The modern Egyptian village of Esna, which was ancient Iunyt or Ta-senet (from which the Coptic Sne and Arabic Isna derive), was built in the area of ancient Latopolis and is the site of a major temple dedicated to the god Khnum. Under the Greeks and Romans, the city became the capital of the Third Nome of Upper Egypt. Besides Khnum, the temple was dedicated to several other deities, the most prominent of whom were Neith and Heka. This was the ram god that was worshipped through out this area and who fashioned mankind from mud of the Nile on his potter's wheel.
Esna is located about 50 km south of Luxor. The temple now stands in the middle of the modern town at a level about nine meters below that of the surrounding grounds. However, texts mentions that it was built on the site of a temple that may have been constructed as early as the reign of Tuthmosis III. Some blocks of the earlier 18th Dynasty structure are preserved.

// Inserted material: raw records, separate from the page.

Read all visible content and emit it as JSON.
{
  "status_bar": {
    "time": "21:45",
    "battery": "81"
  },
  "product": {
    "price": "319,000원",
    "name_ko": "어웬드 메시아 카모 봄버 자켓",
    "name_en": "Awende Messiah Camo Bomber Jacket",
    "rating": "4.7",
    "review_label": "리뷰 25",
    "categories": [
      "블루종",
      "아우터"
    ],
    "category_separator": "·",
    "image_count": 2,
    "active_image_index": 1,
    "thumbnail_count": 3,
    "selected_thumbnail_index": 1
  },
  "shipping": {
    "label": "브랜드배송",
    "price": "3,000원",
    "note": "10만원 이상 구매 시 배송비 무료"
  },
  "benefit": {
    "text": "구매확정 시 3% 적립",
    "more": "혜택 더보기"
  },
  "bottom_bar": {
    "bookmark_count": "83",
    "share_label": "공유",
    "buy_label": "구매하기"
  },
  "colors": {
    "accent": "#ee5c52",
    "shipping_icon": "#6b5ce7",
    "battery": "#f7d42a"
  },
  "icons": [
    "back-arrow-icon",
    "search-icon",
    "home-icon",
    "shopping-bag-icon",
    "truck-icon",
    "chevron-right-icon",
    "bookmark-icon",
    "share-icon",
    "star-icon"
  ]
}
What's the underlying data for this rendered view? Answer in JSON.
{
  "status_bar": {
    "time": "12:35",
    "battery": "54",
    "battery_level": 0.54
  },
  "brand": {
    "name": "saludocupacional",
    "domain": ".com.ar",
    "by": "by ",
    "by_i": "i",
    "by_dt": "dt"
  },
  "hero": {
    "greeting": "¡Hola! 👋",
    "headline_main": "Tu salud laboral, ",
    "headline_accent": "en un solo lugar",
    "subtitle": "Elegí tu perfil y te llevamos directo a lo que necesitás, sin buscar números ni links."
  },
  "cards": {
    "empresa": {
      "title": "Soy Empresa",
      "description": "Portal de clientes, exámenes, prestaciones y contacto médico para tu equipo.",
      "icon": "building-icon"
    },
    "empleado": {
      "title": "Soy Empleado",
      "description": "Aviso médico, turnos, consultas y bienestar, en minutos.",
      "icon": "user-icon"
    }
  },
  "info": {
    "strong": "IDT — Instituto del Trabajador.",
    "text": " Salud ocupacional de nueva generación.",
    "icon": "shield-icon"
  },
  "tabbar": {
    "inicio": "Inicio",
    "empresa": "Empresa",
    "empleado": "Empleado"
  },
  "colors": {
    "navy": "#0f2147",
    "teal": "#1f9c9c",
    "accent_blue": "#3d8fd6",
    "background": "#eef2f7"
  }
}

The present structure dates to the Greek and Roman periods and is one of the latest temples to have been built by the ancient Egyptians.
We visited Egypt in June 2005 and went on a leisurely cruise down the Nile, stopping in many of the important ancient sites. It was certainly one of the most memorable trips and seeing first hand all those magnificent ancient ruins that one learnt about in school was quite amazing.
This post is part of the Waterworld Wednesday meme,
and also part of the Outdoor Wednesday meme,
and also part of the Wordless Wednesday meme,
and also part of the ABC Wednesday meme.